WORK REQUEST:
Which of the lines in the records below hold the string "glyph"? Copy every one of them.

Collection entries
* * * *

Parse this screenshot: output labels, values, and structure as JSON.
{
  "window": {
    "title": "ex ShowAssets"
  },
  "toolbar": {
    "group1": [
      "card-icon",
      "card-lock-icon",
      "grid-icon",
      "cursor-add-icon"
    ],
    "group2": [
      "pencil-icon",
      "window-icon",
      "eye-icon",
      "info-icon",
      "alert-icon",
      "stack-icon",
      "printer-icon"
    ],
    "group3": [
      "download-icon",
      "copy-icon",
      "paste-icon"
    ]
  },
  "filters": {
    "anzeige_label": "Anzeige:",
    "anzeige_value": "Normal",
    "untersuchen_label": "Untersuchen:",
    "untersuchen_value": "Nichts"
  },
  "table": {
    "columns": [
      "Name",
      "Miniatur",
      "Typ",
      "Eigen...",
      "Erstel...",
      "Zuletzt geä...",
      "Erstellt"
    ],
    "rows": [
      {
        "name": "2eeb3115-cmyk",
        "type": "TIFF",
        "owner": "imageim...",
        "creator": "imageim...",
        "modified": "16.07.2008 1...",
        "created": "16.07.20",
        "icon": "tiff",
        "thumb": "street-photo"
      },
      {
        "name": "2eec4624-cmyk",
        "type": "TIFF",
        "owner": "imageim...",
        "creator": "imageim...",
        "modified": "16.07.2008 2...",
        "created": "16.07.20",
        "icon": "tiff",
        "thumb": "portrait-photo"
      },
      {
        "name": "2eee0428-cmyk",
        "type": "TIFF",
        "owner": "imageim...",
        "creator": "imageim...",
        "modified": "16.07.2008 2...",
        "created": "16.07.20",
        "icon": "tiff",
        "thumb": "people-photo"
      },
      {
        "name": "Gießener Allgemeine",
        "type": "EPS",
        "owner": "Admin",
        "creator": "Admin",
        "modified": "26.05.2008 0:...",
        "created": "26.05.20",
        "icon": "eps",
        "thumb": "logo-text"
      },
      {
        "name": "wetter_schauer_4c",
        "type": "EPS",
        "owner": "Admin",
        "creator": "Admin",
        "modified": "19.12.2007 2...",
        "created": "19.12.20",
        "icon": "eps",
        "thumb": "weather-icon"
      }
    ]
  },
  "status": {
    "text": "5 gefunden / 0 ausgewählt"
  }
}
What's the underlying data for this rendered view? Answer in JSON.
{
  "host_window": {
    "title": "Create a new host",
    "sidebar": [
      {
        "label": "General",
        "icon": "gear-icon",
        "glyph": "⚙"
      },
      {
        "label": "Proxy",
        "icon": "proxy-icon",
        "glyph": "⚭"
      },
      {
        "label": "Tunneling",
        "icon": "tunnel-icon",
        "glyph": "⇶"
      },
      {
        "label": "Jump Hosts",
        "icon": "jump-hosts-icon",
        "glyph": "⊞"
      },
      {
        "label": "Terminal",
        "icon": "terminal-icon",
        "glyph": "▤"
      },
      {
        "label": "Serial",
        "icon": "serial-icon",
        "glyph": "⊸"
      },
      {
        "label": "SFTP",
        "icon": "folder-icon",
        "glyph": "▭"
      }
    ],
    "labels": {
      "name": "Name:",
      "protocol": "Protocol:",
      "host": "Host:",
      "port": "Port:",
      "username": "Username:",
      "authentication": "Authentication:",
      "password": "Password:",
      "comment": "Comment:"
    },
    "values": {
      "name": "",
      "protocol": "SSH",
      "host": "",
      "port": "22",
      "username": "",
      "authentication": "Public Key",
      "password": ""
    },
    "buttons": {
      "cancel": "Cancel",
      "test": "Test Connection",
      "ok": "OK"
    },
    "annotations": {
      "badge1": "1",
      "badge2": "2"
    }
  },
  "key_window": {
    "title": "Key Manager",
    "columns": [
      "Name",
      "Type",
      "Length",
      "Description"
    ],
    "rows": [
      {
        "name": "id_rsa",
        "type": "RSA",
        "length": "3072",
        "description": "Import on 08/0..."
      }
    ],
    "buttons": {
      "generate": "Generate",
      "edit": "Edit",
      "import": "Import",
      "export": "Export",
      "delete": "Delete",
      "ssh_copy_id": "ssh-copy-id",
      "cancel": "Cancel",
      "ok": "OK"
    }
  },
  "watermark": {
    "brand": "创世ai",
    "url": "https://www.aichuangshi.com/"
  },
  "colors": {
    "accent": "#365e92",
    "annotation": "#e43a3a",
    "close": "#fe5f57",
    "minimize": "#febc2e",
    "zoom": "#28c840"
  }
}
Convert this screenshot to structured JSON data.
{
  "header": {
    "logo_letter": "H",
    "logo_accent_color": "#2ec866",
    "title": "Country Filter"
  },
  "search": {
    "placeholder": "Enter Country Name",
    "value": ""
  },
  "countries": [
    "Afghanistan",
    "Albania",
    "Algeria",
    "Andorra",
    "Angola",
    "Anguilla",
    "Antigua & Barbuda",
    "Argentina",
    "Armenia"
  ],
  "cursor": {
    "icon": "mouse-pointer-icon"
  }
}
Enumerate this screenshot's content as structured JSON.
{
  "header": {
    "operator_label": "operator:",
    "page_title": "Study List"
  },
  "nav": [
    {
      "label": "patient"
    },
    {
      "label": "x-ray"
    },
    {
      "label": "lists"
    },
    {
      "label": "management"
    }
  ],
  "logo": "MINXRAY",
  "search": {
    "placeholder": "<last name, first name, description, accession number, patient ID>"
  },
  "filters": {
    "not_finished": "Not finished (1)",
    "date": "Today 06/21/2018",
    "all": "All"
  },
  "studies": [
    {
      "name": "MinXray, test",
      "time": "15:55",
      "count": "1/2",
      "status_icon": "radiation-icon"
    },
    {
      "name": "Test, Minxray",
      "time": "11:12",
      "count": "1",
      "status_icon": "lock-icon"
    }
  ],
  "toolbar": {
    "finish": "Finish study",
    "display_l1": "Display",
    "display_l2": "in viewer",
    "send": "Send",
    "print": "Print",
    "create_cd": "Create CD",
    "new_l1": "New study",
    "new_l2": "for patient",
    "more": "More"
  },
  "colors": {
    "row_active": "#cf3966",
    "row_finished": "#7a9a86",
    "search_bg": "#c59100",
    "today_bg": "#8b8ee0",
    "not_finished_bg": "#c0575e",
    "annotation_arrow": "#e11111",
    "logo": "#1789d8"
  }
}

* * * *

WRITTEN SOLUTION:
        "glyph": "⚙"
        "glyph": "⚭"
        "glyph": "⇶"
        "glyph": "⊞"
        "glyph": "▤"
        "glyph": "⊸"
        "glyph": "▭"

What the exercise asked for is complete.